rectangular range of single-storey outbuildings. Rear elevation has 4-window
range of 2-light stone mullion windows. Central arch-head doorway and plank door
to right. Lean-to roof. Interior; entrance hall has early C18 triple arcade on
right, with wooden Tuscan columns, originally open to the Hall. Similar arcade
originally existed to left. Staircase of 1857 has turned balusters rising around
an open well. Hall to right of entrance has limestone fireplace c1658 with
pulvinated frieze, eared and bolection moulded surround and moulded cornice. The
Morning Room in the south-east wing has a fireplace with eared surround,
flanking scrolls and central carved floral panel. Room in south-west wing not
inspected but noted as having fireplace with bolection moulded surround. Room to
left of entrance hall not inspected but noted as having early C18 fireplace with
bolection moulded surround, probably of Alwalton Marble, and late C17 panelling.
Kitchen in north-west wing has large open fireplace with segmental arch head.
Staircase to far left of entrance is c1658 with closed string, straight flights
with doglegs, turned balusters and panelled newels. Chamfered beams throughout.
First floor rooms not inspected but 4 rooms noted as having C17 fireplaces, with
moulded stone surrounds, also panelling. South-west attic room not inspected but
noted as having reset C17 scratch moulded panelling. This room is said to be
where the poet John Dryden stayed when visiting the house in 1698 and l699. The
house was occupied by the Norton family until about 1693 when it was sold to
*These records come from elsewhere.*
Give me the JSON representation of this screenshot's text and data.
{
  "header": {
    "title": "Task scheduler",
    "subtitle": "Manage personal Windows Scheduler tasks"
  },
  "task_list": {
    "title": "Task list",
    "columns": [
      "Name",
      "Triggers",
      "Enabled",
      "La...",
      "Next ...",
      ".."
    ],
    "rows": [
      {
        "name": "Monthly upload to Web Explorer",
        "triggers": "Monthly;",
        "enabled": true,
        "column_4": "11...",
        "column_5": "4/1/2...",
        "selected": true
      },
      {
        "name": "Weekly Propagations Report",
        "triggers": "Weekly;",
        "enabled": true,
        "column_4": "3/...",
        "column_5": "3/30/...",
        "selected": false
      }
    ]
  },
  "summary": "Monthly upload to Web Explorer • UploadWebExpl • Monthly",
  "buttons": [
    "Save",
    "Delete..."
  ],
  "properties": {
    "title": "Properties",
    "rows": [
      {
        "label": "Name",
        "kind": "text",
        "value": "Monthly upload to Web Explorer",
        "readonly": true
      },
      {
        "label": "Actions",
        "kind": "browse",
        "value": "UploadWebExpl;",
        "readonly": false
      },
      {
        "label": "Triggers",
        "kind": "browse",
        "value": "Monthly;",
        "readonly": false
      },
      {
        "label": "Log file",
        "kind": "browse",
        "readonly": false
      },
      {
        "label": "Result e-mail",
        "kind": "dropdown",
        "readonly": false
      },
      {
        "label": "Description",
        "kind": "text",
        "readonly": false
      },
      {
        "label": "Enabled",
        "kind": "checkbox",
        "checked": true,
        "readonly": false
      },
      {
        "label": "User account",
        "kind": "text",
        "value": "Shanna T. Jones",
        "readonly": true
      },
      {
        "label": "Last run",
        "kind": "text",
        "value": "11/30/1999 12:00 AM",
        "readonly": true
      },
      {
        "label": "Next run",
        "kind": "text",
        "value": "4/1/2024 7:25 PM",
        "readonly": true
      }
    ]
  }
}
Elmes Steward, it then passed to John Rose in the C18 and C.P. Berkley in early
C19 and was bought by Jane Dowager Countess of Westmorland in 1843. Her relative
the third Viscount Melville completed the staircase in 1857.
(RCHM: An Inventory of Architectural Monuments in North Northamptonshire: p40;
Buildings of England: Northamptonshire: p160)
Listing NGR: TL0459290669
This text is a legacy record and has not been updated since the building was originally listed. Details of the building may have changed in the intervening time. You should not rely on this listing as an accurate description of the building.
Source: English Heritage
Listed building text is © Crown Copyright. Reproduced under licence.